Given data section start

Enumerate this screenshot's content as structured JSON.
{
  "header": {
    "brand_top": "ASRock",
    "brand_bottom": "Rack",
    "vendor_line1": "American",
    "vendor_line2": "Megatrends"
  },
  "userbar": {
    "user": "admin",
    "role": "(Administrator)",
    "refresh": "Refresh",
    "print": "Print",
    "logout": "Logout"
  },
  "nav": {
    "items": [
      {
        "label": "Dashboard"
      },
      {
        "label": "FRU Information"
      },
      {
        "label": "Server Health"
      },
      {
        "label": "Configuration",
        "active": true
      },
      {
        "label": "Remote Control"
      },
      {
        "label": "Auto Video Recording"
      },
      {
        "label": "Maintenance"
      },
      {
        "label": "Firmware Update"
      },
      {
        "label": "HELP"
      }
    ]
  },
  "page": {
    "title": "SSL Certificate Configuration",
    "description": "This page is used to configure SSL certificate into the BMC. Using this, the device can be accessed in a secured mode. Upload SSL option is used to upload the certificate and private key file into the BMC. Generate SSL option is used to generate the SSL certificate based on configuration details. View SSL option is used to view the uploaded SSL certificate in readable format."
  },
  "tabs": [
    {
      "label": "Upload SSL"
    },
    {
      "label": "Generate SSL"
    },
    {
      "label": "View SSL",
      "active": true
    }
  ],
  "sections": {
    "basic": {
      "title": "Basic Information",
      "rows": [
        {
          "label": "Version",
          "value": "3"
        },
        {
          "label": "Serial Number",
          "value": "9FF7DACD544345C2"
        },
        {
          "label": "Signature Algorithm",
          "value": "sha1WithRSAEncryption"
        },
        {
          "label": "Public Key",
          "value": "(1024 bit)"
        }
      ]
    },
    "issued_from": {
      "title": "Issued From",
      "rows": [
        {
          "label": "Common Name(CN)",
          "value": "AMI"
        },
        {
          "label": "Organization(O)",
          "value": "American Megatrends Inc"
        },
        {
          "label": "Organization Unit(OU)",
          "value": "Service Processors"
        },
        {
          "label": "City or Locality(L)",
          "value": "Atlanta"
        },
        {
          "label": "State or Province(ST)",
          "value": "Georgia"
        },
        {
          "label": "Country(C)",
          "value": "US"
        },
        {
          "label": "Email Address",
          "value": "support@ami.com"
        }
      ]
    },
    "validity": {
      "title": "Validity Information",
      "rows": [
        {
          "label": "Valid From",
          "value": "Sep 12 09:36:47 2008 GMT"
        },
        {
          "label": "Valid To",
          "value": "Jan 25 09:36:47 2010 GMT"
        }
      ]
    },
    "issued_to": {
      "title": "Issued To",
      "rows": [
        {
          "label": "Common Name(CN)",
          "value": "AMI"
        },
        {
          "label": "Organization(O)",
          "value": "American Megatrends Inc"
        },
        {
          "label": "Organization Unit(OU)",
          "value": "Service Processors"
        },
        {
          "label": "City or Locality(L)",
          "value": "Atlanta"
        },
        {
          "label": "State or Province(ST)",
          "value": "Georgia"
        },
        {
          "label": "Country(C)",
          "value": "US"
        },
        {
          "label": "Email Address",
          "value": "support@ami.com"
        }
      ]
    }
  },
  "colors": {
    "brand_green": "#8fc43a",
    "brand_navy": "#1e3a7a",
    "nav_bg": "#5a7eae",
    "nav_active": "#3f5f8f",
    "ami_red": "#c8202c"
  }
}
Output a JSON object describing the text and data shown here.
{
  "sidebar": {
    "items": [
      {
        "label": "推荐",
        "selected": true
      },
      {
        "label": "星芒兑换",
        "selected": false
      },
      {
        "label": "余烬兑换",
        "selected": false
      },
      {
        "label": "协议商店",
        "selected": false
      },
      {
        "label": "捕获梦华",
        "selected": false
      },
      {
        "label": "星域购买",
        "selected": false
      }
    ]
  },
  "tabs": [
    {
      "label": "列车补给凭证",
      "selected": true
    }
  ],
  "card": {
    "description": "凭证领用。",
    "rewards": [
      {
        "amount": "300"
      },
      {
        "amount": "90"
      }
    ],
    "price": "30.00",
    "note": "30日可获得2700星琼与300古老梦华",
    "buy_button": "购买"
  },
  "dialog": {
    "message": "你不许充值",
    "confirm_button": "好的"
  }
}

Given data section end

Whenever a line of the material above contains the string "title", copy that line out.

■ Result ■
    "title": "SSL Certificate Configuration",
      "title": "Basic Information",
      "title": "Issued From",
      "title": "Validity Information",
      "title": "Issued To",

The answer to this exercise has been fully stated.